Chicago based cellist Fred Lonberg-Holm has played and studied music in a variety of situations from the Juilliard School to the gutter. A former student of Anthony Braxton, Morton Feldman, Bunita Marcus and Pauline Oliveros, his primary projects are his Valentine Trio and The Lightbox Orchestra. He is also a member of a number of ongoing collective projects (The Boxhead Ensemble, The Friction Brothers with Michaels Zerang and Colligan, The Flatlands Collective, Keefe Jackson’s Fast Citizens) as well as participating in numerous one off “ad-hoc” or in frequently convening ensembles. He also currently plays in groups led by Joe McPhee (Survival Unit III), Peter Brotzmann (Chicago 10tet), and Ken Vandermark (Vandermark 5, Frame 4tet, Territory Ensemble). Improvisors he has worked with include Jim Baker, John Butcher, Wilbert DeJoode, Axel Doerner, Mats Gustafsson, Charlotte Hug, Glenn Kotche, Peter Kowald, Nicole Mitchell, Torsten Muller, Jim O’Rourke, Jeff Parker, David Stakenas, Ben Vida, and Michael Zerang, He has contributed cello sounds to numerous recording projects by rock groups including Califone, Freakwater, God-is-my-co-pilot, L’altra, Smog, Super Chunk, US Maple, Wilco and many others.

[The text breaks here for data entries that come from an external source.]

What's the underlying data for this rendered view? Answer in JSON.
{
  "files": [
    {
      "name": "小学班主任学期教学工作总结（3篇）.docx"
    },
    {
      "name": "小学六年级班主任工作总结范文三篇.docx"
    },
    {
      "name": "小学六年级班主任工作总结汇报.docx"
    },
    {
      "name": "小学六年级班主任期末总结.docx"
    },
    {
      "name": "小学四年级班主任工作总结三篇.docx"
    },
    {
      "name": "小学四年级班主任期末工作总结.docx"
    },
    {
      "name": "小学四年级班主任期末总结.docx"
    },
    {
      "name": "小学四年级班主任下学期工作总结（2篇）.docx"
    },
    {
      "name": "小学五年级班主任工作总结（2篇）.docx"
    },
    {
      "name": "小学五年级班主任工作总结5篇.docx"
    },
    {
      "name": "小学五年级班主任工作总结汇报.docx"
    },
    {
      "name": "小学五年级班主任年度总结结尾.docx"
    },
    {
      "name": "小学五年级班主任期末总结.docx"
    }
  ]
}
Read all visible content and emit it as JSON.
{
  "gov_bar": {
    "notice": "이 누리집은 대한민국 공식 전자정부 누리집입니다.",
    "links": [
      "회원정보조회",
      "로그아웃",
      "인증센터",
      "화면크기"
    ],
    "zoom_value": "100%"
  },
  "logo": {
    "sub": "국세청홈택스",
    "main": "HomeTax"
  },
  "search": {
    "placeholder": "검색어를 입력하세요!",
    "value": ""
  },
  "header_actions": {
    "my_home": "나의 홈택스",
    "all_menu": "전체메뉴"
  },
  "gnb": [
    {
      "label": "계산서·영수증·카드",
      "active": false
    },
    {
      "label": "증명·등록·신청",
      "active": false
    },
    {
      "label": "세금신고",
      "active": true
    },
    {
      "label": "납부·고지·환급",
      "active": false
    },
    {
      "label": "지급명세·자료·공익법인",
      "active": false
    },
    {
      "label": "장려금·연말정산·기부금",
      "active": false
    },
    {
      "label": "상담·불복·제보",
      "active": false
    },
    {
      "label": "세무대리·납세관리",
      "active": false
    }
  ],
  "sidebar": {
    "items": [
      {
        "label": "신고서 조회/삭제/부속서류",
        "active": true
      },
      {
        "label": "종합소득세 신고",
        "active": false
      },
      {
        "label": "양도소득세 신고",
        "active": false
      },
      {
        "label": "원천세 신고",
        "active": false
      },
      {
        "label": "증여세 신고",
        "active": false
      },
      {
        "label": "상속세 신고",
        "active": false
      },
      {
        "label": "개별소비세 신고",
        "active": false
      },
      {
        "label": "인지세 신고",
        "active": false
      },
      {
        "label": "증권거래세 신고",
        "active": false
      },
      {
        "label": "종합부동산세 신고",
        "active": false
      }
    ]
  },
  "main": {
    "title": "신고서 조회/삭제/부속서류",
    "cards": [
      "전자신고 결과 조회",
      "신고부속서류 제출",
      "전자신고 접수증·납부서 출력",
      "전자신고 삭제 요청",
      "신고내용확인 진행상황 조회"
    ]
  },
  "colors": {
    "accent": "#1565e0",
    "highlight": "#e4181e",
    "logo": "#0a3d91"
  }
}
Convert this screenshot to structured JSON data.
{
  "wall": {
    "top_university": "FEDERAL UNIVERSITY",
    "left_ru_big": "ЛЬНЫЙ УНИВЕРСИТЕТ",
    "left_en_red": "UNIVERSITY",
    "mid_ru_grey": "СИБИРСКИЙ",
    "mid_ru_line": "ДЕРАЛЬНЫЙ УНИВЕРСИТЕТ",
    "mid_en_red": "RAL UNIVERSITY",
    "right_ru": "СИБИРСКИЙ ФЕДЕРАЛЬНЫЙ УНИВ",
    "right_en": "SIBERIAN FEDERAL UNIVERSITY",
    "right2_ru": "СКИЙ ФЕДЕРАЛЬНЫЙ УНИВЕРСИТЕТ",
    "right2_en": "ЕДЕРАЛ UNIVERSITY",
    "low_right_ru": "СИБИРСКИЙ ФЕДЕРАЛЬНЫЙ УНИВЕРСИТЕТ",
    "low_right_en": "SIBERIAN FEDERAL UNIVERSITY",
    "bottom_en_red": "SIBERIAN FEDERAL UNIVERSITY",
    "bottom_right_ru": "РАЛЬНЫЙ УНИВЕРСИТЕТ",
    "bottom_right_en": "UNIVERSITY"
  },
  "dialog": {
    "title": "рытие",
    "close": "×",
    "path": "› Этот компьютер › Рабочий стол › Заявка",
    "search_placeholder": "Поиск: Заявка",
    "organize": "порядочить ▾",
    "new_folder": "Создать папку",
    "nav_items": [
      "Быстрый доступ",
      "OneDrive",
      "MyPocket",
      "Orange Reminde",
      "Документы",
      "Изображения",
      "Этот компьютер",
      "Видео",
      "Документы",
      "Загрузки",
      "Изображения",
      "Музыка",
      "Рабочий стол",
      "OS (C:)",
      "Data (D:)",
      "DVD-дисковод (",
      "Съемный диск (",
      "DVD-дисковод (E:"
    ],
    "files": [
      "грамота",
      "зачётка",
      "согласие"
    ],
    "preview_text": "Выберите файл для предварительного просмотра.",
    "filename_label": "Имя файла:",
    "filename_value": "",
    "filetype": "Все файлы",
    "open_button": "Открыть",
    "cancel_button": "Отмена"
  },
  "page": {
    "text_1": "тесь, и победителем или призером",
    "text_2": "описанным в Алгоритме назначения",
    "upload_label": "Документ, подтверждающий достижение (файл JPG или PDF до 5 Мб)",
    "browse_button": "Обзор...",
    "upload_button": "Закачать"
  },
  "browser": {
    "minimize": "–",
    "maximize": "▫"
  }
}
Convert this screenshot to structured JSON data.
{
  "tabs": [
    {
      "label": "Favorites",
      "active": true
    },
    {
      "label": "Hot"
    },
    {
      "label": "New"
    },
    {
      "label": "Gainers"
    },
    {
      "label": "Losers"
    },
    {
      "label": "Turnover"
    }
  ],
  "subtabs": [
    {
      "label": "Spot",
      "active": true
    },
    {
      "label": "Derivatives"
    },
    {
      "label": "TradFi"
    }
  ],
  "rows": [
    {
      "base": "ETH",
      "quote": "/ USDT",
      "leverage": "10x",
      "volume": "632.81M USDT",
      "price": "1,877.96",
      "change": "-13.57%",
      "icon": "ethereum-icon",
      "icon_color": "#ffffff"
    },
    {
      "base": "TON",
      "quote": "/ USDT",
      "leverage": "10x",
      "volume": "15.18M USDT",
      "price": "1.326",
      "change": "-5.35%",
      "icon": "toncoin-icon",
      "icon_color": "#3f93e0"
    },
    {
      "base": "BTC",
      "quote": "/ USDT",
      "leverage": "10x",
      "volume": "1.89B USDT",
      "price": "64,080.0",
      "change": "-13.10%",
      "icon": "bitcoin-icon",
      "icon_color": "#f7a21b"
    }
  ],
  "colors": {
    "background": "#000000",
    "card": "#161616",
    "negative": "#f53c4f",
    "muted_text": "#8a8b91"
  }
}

Michael Bisio, bassist/composer, has eighty five recordings in his discography, twenty four of these are split evenly between leader/co-leader, ten of them document his extraordinary association with modern piano icon Matthew Shipp. Michael has been called a poet, a wonder and one of the most virtuosic and imaginative performers on the double bass. Nate Chinen in the New York Times writes: “The physicality of Mr. Bisio’s bass playing puts him in touch with numerous predecessors in the avant-garde, but his expressive touch is distinctive;…”